This collection addresses how models from ancient Greece and Rome have permeated Irish political discourse in the century since 1916. The 1916 Easter Rising, when Irish nationalists rose up against British imperial forces, became almost instantly mythologized in Irish political memory as a turning point in the nation's history that paved the way for Irish independence. Its centenary has provided a natural point for reflection on Irish politics, and this volume
highlights an unexplored element in Irish political discourse, namely its frequent reliance on, reference to, and tensions with classical Greek and Roman models. Topics covered include the reception and rejection of classical culture in Ireland; the politics of Irish language engagement with Greek and
Roman models; the intersection of Irish literature with scholarship in Classics and Celtic Studies; the use of classical referents to articulate political inequalities across gender, sexual, and class hierarchies; meditations on the Northern Irish conflict through classical literature; and the political implications of neoclassical material culture in Irish society. As the only country colonized by Britain with a pre-existing indigenous heritage of expertise in classical languages and

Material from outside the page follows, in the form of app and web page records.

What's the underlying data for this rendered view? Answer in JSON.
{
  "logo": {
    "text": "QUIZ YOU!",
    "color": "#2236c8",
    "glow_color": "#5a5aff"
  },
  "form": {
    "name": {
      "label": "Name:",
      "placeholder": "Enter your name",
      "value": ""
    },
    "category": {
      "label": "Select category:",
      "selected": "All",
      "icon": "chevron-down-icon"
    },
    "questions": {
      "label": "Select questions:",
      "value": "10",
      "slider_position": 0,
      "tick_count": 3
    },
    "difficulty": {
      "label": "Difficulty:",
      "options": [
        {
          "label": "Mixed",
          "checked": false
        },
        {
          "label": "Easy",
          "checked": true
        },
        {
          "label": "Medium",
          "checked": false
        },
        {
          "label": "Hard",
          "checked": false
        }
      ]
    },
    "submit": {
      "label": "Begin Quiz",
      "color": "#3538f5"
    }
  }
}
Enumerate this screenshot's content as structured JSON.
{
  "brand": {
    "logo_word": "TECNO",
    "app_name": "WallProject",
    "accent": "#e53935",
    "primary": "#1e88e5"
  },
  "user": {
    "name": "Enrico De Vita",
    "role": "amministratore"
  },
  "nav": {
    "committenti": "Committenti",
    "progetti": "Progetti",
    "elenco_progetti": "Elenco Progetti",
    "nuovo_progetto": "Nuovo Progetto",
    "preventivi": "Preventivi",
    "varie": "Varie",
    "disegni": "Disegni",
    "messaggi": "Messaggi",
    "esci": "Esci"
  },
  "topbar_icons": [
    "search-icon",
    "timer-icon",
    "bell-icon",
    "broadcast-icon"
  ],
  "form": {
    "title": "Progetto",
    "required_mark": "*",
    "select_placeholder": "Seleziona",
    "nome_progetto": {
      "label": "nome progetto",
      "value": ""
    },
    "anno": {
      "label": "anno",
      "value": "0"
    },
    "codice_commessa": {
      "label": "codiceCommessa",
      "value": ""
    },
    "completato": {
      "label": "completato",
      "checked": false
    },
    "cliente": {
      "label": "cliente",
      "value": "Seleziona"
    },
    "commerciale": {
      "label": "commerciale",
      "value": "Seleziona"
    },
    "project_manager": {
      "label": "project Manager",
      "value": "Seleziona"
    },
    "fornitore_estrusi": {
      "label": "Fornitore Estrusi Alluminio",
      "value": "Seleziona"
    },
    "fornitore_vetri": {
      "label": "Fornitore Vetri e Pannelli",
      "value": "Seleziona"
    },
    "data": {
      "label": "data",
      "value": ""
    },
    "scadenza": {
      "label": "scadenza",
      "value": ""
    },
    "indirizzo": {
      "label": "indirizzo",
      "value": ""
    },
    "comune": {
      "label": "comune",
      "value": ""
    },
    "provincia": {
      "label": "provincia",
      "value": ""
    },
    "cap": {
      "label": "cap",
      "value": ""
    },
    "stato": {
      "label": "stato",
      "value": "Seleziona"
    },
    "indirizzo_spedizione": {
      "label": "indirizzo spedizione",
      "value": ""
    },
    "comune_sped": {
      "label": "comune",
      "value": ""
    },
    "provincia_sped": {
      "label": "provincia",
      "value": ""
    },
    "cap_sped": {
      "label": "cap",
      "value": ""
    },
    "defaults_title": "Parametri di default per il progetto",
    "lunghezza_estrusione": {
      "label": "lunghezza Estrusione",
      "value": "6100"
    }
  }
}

literature, postcolonial Ireland represents a unique case in the field of classical reception. This book opens a window on a rich and varied dialogue between significant figures in Irish cultural history and the Greek and Roman sources that have inspired them, a dialogue that is firmly rooted in Ireland's
historical past and continues to be ever-evolving.